_ASSIGNMENT_. Set down the whole listing verbatim.
----- EXERCISE MATERIALS -----
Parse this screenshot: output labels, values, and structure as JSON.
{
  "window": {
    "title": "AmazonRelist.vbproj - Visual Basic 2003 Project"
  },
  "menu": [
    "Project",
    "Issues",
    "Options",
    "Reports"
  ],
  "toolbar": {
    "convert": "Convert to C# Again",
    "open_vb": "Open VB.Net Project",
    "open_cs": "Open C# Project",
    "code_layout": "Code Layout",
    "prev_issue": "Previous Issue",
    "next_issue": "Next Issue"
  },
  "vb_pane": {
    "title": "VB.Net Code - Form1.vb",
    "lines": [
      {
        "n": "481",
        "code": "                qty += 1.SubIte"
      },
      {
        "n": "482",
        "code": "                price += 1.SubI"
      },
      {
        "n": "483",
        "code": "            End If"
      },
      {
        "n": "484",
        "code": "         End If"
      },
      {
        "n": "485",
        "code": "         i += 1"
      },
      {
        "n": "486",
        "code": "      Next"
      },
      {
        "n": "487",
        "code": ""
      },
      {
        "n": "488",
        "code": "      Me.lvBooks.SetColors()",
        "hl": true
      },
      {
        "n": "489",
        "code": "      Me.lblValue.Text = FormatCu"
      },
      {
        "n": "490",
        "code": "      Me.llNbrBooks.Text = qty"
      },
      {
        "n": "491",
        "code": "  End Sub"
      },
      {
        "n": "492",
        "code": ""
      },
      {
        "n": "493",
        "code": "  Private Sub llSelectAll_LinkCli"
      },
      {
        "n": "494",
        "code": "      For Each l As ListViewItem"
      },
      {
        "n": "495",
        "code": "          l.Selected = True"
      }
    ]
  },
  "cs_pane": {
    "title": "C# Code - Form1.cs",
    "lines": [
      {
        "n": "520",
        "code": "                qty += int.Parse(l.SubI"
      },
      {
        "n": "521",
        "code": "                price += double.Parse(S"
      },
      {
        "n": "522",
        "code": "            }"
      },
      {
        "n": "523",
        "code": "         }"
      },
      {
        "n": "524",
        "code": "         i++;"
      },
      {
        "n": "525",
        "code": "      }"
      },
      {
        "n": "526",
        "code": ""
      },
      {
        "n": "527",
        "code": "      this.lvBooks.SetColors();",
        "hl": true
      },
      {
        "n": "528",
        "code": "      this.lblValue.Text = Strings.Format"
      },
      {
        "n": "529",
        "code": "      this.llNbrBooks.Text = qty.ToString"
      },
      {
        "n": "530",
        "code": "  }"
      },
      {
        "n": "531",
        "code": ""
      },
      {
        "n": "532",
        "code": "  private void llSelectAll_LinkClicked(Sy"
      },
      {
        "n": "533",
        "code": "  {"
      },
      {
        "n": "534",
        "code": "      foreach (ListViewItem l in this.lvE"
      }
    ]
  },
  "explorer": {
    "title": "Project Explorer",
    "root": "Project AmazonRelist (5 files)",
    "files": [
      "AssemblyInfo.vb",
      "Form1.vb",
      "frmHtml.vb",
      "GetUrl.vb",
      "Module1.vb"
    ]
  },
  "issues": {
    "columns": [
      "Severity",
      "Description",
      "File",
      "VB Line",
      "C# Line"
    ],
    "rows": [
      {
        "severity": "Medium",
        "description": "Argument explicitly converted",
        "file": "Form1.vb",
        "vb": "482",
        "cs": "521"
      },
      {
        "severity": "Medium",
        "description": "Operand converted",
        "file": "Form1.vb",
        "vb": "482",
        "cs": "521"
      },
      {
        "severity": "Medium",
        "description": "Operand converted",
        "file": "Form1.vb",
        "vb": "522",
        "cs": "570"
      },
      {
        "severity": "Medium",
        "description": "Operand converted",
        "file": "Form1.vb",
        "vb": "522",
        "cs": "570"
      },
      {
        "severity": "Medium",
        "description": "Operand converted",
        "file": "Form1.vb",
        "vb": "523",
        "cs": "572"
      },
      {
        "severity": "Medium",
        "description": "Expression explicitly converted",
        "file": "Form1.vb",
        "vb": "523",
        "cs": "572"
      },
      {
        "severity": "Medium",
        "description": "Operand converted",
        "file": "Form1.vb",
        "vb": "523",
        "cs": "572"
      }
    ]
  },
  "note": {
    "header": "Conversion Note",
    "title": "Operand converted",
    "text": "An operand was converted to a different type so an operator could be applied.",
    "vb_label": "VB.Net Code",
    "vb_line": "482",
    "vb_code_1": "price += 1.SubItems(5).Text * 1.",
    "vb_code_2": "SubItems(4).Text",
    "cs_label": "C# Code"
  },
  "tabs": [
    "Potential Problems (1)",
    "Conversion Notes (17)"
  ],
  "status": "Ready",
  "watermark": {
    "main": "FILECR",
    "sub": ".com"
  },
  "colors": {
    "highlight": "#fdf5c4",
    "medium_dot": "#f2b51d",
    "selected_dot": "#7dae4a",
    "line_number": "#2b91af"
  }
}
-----
_ANSWER BOX_.
Parse this screenshot: output labels, values, and structure as JSON.
{
  "window": {
    "title": "AmazonRelist.vbproj - Visual Basic 2003 Project"
  },
  "menu": [
    "Project",
    "Issues",
    "Options",
    "Reports"
  ],
  "toolbar": {
    "convert": "Convert to C# Again",
    "open_vb": "Open VB.Net Project",
    "open_cs": "Open C# Project",
    "code_layout": "Code Layout",
    "prev_issue": "Previous Issue",
    "next_issue": "Next Issue"
  },
  "vb_pane": {
    "title": "VB.Net Code - Form1.vb",
    "lines": [
      {
        "n": "481",
        "code": "                qty += 1.SubIte"
      },
      {
        "n": "482",
        "code": "                price += 1.SubI"
      },
      {
        "n": "483",
        "code": "            End If"
      },
      {
        "n": "484",
        "code": "         End If"
      },
      {
        "n": "485",
        "code": "         i += 1"
      },
      {
        "n": "486",
        "code": "      Next"
      },
      {
        "n": "487",
        "code": ""
      },
      {
        "n": "488",
        "code": "      Me.lvBooks.SetColors()",
        "hl": true
      },
      {
        "n": "489",
        "code": "      Me.lblValue.Text = FormatCu"
      },
      {
        "n": "490",
        "code": "      Me.llNbrBooks.Text = qty"
      },
      {
        "n": "491",
        "code": "  End Sub"
      },
      {
        "n": "492",
        "code": ""
      },
      {
        "n": "493",
        "code": "  Private Sub llSelectAll_LinkCli"
      },
      {
        "n": "494",
        "code": "      For Each l As ListViewItem"
      },
      {
        "n": "495",
        "code": "          l.Selected = True"
      }
    ]
  },
  "cs_pane": {
    "title": "C# Code - Form1.cs",
    "lines": [
      {
        "n": "520",
        "code": "                qty += int.Parse(l.SubI"
      },
      {
        "n": "521",
        "code": "                price += double.Parse(S"
      },
      {
        "n": "522",
        "code": "            }"
      },
      {
        "n": "523",
        "code": "         }"
      },
      {
        "n": "524",
        "code": "         i++;"
      },
      {
        "n": "525",
        "code": "      }"
      },
      {
        "n": "526",
        "code": ""
      },
      {
        "n": "527",
        "code": "      this.lvBooks.SetColors();",
        "hl": true
      },
      {
        "n": "528",
        "code": "      this.lblValue.Text = Strings.Format"
      },
      {
        "n": "529",
        "code": "      this.llNbrBooks.Text = qty.ToString"
      },
      {
        "n": "530",
        "code": "  }"
      },
      {
        "n": "531",
        "code": ""
      },
      {
        "n": "532",
        "code": "  private void llSelectAll_LinkClicked(Sy"
      },
      {
        "n": "533",
        "code": "  {"
      },
      {
        "n": "534",
        "code": "      foreach (ListViewItem l in this.lvE"
      }
    ]
  },
  "explorer": {
    "title": "Project Explorer",
    "root": "Project AmazonRelist (5 files)",
    "files": [
      "AssemblyInfo.vb",
      "Form1.vb",
      "frmHtml.vb",
      "GetUrl.vb",
      "Module1.vb"
    ]
  },
  "issues": {
    "columns": [
      "Severity",
      "Description",
      "File",
      "VB Line",
      "C# Line"
    ],
    "rows": [
      {
        "severity": "Medium",
        "description": "Argument explicitly converted",
        "file": "Form1.vb",
        "vb": "482",
        "cs": "521"
      },
      {
        "severity": "Medium",
        "description": "Operand converted",
        "file": "Form1.vb",
        "vb": "482",
        "cs": "521"
      },
      {
        "severity": "Medium",
        "description": "Operand converted",
        "file": "Form1.vb",
        "vb": "522",
        "cs": "570"
      },
      {
        "severity": "Medium",
        "description": "Operand converted",
        "file": "Form1.vb",
        "vb": "522",
        "cs": "570"
      },
      {
        "severity": "Medium",
        "description": "Operand converted",
        "file": "Form1.vb",
        "vb": "523",
        "cs": "572"
      },
      {
        "severity": "Medium",
        "description": "Expression explicitly converted",
        "file": "Form1.vb",
        "vb": "523",
        "cs": "572"
      },
      {
        "severity": "Medium",
        "description": "Operand converted",
        "file": "Form1.vb",
        "vb": "523",
        "cs": "572"
      }
    ]
  },
  "note": {
    "header": "Conversion Note",
    "title": "Operand converted",
    "text": "An operand was converted to a different type so an operator could be applied.",
    "vb_label": "VB.Net Code",
    "vb_line": "482",
    "vb_code_1": "price += 1.SubItems(5).Text * 1.",
    "vb_code_2": "SubItems(4).Text",
    "cs_label": "C# Code"
  },
  "tabs": [
    "Potential Problems (1)",
    "Conversion Notes (17)"
  ],
  "status": "Ready",
  "watermark": {
    "main": "FILECR",
    "sub": ".com"
  },
  "colors": {
    "highlight": "#fdf5c4",
    "medium_dot": "#f2b51d",
    "selected_dot": "#7dae4a",
    "line_number": "#2b91af"
  }
}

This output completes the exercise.